Diegueño religious practices included the keruk, a clan mourning ceremony that lasted four to eight days and included feasting, dancing, gifting, and the burning of images of the dead. Deer-hoof rattles were among the ceremonial objects used by shamans in the various rituals. Vision quests of boys were aided by the narcotic and hallucinogenic effects of jimsonweed. An older man aided a youth in drinking a beverage made from the pounded plant in a special soapstone (steatite) bowl, holding his head so he would not drink too much, then walking and chanting with him. He also led him to a small enclosure where the youth would be encouraged to dream in quest of a guardian spirit. Ground paintings sometimes 15 feet in diameter of powdered white soapstone, powdered charcoal, red oxide of iron, and seeds of various colors illustrated the Diegueño world in these ceremonies. The Diegueño were the only California tribe to develop a system of color-direction symbolism: red for north; green-blue for south; white for east; and black for west.
Contacts with Non-Indians
Gaspar de Portolá, governor of the Spanish-held province of California, and the Franciscan priest Junípero Serra founded the San Diego de Alcalá mission in 1769, the ﬁrst of 21 such missions founded in coastal California by the Spanish. The Diegueño at ﬁrst resisted such “civilizing”— the teaching of the Spanish language and Christian dogma, the singing of hymns, and a dependency on agriculture—as offered by the missionaries. Warriors attacked the mission without success within a month of its founding. Seven years later, however, in a larger attack, the Diegueño managed to burn part of the mission and kill three Spaniards. Yet Spanish efforts persisted, and the militants were paciﬁed. The closing of the missions in 1834 by the Mexican government provided little relief for many of the area’s tribes, now largely dispossessed of their traditional way of life. The California gold rush starting in 1849, a year after the takeover of California by the United States, meant growing numbers of non-Indians on Indian lands. After 1875, the Diegueño were settled on a number of small reservations.
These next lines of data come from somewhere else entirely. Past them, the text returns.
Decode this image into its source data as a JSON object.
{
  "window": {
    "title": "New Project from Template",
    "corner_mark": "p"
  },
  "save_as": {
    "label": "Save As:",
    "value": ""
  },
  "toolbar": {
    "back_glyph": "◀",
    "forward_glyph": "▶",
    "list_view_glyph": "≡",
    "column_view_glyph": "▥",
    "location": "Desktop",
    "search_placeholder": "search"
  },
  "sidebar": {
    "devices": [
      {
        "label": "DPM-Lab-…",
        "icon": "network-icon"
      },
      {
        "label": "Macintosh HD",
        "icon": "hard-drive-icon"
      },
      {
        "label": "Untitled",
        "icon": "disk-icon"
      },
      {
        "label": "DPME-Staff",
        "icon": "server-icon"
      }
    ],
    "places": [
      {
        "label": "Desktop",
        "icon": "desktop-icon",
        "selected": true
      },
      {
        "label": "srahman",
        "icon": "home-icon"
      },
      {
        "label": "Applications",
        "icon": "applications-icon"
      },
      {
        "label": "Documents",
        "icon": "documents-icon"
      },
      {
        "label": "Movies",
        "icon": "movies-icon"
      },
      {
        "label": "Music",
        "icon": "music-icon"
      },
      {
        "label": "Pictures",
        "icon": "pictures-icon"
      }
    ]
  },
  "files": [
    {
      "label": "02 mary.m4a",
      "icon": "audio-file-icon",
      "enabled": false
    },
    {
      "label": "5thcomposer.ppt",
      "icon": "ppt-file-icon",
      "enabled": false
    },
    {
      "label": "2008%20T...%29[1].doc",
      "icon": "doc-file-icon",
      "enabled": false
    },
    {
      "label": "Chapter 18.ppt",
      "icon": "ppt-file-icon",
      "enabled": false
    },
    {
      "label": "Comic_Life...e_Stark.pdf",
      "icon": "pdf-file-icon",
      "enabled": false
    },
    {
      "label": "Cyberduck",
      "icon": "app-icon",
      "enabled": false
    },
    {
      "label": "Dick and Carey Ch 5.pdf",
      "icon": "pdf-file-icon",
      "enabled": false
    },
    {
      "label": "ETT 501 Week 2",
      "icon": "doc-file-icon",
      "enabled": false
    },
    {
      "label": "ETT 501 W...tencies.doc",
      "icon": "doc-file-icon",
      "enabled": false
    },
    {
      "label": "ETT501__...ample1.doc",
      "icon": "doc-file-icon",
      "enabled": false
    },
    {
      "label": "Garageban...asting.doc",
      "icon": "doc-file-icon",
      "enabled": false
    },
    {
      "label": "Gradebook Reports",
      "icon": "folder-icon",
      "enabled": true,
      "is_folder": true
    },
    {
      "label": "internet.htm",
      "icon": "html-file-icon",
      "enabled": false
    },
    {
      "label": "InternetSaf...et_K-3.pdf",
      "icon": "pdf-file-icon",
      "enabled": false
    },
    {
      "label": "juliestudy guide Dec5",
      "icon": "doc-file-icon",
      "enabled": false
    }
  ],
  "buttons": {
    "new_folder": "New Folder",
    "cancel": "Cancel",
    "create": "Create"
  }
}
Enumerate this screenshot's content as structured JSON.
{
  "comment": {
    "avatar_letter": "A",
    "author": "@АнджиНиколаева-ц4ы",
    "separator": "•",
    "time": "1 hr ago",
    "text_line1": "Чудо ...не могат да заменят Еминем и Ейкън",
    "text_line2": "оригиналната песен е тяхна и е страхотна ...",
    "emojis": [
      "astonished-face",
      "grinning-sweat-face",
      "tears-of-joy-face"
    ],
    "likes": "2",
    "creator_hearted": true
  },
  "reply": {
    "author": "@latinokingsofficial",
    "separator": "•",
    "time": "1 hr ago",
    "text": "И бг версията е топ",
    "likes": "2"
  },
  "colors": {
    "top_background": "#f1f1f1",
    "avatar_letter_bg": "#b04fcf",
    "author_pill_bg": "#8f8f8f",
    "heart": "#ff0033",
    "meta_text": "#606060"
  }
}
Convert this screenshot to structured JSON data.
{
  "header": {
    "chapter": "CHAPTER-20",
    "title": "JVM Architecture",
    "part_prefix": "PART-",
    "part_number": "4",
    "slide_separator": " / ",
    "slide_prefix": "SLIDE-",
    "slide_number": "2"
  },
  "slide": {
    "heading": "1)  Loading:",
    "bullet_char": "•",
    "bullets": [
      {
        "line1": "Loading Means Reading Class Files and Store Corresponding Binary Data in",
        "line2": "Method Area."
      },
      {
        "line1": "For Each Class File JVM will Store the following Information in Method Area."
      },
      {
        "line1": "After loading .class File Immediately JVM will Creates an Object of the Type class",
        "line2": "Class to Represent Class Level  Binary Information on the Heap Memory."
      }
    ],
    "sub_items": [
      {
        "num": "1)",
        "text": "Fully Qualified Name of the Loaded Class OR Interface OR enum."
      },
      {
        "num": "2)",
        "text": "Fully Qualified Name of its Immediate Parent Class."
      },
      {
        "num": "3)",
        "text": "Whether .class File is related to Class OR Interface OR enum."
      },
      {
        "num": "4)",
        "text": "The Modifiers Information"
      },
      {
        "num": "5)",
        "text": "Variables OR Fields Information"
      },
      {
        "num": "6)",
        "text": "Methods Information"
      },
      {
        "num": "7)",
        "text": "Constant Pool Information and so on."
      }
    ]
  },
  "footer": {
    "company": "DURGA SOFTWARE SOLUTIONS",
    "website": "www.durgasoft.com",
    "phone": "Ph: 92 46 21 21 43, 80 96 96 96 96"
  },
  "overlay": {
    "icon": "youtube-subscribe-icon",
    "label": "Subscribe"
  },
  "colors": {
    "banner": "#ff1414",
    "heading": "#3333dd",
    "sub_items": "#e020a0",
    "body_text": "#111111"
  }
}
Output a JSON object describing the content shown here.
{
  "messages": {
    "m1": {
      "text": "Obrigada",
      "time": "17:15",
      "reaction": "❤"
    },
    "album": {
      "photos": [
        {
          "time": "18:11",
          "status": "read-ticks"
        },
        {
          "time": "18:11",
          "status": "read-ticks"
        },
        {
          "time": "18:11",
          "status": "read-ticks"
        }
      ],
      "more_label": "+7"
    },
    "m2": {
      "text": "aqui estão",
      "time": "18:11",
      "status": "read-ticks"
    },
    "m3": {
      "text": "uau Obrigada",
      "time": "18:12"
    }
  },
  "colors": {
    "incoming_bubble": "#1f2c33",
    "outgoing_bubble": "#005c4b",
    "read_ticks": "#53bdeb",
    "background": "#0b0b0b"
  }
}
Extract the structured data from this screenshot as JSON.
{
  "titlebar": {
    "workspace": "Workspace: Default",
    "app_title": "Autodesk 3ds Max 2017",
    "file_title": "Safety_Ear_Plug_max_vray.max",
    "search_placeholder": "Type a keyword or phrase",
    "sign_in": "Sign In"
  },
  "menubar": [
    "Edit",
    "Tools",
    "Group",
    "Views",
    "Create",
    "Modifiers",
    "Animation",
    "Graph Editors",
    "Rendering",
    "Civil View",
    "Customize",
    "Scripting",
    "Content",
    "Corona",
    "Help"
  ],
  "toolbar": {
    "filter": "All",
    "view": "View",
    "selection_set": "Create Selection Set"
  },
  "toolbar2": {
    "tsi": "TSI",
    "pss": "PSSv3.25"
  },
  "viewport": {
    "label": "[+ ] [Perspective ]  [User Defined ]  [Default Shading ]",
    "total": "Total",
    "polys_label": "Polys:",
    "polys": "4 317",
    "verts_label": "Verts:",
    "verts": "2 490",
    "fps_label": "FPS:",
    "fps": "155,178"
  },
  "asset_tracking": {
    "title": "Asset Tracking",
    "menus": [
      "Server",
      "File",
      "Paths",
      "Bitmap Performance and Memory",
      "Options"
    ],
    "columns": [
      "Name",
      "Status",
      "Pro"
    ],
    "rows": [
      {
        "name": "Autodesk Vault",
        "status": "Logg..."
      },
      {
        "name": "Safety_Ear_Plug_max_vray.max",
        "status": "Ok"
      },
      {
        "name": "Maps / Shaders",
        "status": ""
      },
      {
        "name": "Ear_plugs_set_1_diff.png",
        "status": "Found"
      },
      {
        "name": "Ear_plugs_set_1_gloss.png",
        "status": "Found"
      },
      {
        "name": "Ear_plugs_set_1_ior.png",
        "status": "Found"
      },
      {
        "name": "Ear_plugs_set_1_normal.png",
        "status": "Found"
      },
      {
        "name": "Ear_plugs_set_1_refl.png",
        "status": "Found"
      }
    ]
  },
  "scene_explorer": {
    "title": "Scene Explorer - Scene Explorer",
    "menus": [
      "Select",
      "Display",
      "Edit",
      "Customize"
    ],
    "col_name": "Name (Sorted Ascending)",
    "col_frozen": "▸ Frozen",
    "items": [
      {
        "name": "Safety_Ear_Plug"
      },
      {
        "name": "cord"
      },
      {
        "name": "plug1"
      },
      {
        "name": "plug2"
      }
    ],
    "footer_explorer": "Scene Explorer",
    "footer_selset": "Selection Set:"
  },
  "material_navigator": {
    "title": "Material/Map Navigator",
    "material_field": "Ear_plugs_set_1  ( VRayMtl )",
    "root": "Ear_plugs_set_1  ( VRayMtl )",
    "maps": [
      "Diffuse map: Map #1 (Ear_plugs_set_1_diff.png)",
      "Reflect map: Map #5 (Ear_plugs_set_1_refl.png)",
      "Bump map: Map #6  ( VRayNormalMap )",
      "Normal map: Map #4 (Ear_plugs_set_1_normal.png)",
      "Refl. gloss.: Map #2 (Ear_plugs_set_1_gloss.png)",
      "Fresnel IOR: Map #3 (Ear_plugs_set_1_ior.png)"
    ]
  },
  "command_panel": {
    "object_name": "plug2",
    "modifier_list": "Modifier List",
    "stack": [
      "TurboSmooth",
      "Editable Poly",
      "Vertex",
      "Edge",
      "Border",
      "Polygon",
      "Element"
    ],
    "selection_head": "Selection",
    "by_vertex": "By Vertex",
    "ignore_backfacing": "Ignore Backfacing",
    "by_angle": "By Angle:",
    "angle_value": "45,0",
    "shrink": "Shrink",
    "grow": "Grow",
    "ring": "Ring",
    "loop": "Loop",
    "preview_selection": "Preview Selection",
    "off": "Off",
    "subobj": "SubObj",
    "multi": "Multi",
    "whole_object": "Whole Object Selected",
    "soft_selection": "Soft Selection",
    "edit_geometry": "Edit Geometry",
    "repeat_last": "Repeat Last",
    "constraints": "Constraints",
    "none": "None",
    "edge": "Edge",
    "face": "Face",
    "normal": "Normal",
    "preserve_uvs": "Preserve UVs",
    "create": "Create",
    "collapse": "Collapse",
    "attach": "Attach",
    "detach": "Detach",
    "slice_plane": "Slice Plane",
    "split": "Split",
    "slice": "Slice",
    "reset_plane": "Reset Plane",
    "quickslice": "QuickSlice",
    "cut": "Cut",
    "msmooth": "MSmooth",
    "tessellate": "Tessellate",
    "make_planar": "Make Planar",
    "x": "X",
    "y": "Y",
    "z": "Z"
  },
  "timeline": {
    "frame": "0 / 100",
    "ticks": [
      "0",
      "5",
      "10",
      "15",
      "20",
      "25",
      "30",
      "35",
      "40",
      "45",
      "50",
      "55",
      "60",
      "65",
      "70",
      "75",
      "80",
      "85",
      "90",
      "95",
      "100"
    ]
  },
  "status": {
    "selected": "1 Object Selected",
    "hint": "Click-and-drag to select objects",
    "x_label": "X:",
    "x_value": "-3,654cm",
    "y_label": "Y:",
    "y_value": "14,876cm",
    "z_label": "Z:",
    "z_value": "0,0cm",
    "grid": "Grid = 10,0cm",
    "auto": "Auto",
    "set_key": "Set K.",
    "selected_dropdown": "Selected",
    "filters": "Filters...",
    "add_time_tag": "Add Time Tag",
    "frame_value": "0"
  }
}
In 1968, The Autobiography of Delﬁna Cuero was published. Delﬁna, an elderly Diegueño woman born in about 1900, related her story to the ethnobotanist Florence C. Shipek. Her account is ﬁlled with the details of traditional Diegueño daily life, including food sources, use of medicinal herbs, rituals, and art. It also speaks of the great prejudice she encountered as a Native American. Delﬁna died four years later.
Diegueño rancherias, or reservations, include Barona, Campo, Capitan Grande, Cuyapaipe, Inaja-Cosmit, Jamul, La Posta, Manzanita, Mesa Grande, San Pasqual, Santa Ysabel, Sycuan, and Viejas. Barona, Sycuan, and Viejas now have successful bingo and gaming operations.
Source: The Encyclopedia of Native American Tribes by CARL WALDMAN